Within the listing below, how many lines contain "việc"? Only the number is wanted.
☆ ☆ ☆ ☆
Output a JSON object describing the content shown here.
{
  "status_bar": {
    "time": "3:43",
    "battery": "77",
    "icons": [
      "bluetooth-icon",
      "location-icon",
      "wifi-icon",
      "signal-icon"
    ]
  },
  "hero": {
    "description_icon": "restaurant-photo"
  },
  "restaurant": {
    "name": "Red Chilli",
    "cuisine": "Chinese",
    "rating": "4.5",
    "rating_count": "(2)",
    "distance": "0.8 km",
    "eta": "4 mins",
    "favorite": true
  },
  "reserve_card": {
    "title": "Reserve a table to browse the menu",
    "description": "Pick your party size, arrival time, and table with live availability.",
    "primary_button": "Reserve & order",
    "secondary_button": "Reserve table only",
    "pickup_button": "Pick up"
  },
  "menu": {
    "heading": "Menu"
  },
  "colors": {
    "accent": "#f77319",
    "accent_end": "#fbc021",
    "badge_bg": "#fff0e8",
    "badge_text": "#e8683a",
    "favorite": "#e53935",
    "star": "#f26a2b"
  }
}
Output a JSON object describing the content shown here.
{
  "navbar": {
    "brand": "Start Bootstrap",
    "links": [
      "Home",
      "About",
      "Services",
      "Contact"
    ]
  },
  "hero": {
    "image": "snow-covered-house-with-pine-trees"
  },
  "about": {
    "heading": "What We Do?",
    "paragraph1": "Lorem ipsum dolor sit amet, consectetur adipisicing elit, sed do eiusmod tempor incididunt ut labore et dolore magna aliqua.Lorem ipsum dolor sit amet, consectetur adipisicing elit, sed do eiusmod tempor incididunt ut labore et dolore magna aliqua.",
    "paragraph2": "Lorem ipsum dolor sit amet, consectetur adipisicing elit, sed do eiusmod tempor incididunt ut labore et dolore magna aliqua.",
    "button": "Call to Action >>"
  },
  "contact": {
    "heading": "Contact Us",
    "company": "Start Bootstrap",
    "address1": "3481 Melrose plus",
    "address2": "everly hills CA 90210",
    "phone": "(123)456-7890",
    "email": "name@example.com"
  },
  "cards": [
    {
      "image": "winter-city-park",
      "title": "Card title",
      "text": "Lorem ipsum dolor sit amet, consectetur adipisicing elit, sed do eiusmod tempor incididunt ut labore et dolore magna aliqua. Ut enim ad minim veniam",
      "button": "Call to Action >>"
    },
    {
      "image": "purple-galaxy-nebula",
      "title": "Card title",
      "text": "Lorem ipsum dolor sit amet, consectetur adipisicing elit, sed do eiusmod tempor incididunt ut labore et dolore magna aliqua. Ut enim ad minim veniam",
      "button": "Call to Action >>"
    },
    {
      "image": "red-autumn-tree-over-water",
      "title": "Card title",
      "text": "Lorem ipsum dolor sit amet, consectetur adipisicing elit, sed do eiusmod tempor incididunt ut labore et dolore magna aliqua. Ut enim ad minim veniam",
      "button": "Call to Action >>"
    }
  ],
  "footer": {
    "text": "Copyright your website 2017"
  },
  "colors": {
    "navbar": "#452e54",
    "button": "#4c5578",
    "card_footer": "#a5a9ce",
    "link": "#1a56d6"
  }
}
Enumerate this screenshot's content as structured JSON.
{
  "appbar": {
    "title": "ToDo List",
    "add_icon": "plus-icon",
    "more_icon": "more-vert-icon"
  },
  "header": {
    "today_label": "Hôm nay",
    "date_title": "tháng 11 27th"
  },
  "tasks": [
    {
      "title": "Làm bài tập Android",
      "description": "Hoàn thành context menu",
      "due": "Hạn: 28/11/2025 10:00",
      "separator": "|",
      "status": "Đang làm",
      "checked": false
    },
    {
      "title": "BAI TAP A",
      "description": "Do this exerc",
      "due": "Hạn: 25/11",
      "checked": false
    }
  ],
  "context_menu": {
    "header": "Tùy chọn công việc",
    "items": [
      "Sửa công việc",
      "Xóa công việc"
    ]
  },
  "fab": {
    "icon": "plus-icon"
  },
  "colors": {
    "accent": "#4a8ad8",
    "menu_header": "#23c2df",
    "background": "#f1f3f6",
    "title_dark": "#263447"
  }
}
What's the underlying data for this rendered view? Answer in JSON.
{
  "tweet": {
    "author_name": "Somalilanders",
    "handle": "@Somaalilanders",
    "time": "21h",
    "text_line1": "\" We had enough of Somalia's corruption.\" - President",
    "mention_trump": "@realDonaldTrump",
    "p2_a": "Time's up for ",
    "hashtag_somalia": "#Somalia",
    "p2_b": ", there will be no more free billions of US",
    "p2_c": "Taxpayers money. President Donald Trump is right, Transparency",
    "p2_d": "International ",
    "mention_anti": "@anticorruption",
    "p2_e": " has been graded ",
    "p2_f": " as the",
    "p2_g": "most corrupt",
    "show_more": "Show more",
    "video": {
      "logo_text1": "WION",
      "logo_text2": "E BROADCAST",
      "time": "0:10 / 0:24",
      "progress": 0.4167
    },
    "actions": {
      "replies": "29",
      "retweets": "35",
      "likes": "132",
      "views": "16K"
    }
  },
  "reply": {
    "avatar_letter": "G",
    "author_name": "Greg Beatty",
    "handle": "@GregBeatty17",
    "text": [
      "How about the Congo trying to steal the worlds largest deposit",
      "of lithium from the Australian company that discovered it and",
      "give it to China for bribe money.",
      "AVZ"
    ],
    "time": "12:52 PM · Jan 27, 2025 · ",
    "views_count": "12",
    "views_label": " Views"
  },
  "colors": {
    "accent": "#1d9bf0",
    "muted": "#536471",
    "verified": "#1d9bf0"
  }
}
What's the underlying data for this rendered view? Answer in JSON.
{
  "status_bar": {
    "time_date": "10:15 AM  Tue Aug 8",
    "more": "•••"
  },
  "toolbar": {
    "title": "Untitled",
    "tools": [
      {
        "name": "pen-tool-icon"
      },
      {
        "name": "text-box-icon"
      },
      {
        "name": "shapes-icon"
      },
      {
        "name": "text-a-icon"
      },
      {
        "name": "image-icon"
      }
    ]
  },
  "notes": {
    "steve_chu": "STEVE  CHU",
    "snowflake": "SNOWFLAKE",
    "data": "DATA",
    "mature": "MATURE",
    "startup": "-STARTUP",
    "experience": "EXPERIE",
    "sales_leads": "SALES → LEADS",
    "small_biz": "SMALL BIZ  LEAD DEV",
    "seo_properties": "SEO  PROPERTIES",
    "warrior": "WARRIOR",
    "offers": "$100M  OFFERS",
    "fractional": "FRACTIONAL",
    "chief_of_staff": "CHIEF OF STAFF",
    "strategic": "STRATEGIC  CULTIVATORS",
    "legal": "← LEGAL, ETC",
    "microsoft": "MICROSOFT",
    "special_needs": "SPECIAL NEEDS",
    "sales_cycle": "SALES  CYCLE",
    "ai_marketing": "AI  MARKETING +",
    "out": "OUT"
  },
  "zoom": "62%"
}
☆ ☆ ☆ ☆
# Result of the task
3